[Input records]
──────────

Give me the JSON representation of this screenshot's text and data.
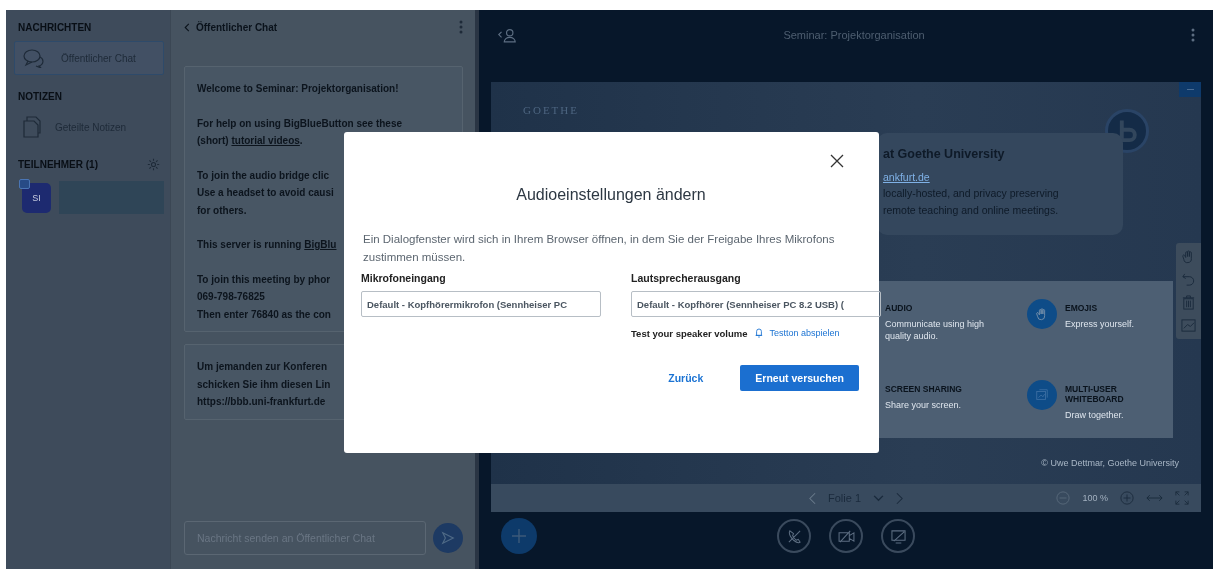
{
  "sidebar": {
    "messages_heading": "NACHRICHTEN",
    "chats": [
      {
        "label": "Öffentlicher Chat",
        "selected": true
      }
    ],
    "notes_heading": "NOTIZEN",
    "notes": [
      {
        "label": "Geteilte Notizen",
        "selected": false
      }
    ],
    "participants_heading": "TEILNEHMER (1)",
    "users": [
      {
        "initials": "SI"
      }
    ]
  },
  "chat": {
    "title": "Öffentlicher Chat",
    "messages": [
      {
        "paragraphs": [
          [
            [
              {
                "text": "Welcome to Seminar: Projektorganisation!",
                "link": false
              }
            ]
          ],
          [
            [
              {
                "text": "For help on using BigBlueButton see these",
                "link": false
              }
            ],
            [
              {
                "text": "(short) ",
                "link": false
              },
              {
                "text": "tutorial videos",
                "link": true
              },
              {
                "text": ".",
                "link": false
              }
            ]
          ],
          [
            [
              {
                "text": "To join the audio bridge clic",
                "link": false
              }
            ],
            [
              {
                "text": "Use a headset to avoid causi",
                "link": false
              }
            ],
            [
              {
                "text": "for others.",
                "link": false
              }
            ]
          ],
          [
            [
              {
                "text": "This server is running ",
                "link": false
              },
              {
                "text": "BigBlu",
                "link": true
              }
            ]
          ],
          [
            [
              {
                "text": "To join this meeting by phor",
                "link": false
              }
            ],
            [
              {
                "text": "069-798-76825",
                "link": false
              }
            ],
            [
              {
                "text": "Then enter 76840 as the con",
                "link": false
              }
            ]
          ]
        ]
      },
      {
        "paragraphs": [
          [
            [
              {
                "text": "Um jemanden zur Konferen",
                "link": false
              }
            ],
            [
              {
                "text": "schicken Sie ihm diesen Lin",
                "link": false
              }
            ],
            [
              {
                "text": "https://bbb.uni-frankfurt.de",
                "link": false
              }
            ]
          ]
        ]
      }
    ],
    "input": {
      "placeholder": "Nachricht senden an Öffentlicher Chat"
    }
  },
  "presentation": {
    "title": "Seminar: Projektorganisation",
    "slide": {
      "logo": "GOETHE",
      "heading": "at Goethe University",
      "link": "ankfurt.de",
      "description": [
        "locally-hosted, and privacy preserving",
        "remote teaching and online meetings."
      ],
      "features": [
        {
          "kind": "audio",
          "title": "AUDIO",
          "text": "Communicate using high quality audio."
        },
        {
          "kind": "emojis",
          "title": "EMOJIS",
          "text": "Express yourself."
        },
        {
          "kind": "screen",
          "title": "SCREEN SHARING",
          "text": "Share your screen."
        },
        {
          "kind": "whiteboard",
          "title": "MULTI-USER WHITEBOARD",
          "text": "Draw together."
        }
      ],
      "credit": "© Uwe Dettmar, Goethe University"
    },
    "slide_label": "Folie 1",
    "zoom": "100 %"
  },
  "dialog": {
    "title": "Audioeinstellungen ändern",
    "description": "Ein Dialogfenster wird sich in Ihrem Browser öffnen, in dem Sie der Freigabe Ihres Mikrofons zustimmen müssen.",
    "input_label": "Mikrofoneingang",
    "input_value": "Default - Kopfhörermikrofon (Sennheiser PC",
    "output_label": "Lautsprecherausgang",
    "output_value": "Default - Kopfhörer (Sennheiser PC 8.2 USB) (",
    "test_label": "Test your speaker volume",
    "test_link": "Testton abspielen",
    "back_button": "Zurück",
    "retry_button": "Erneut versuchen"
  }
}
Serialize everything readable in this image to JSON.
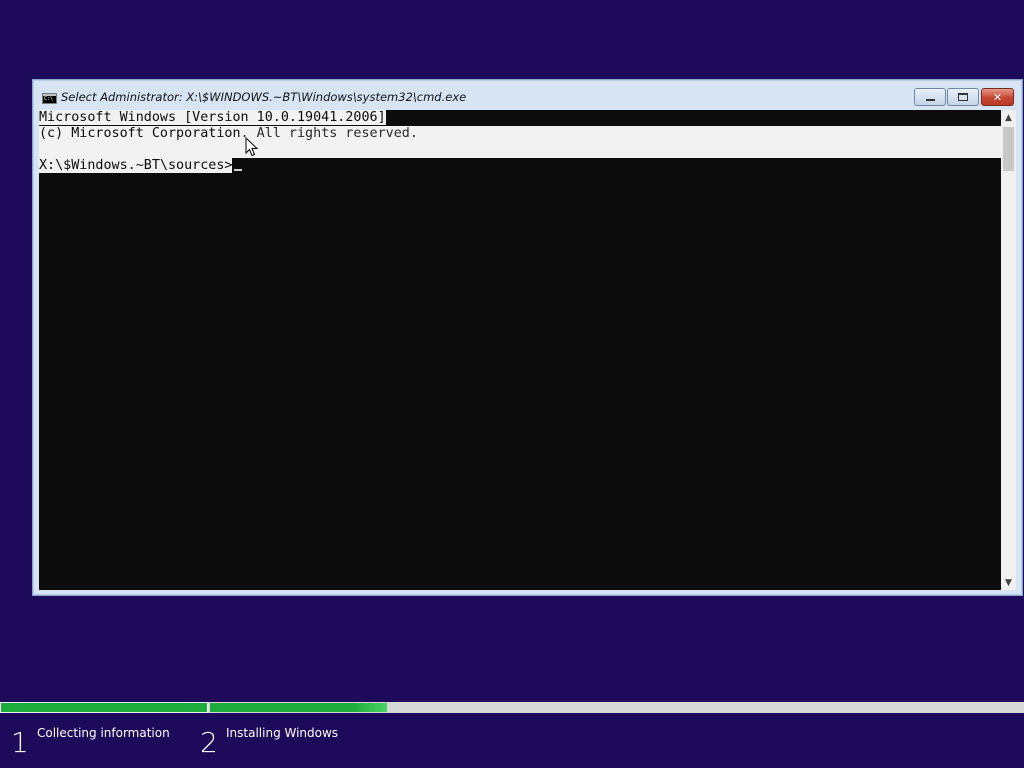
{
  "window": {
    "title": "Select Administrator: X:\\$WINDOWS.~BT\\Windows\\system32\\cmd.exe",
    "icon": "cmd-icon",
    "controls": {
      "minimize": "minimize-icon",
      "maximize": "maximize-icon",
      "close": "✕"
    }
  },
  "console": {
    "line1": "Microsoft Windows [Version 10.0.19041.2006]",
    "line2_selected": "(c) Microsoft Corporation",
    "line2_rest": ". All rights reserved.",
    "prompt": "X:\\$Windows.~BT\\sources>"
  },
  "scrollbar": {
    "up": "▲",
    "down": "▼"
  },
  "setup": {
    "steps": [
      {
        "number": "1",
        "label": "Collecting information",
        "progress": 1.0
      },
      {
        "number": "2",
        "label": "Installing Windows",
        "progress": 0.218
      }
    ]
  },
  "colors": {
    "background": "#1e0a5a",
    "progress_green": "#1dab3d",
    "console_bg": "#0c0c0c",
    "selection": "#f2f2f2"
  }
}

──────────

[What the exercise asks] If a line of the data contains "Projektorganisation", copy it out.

[Expected answer]
                "text": "Welcome to Seminar: Projektorganisation!",
    "title": "Seminar: Projektorganisation",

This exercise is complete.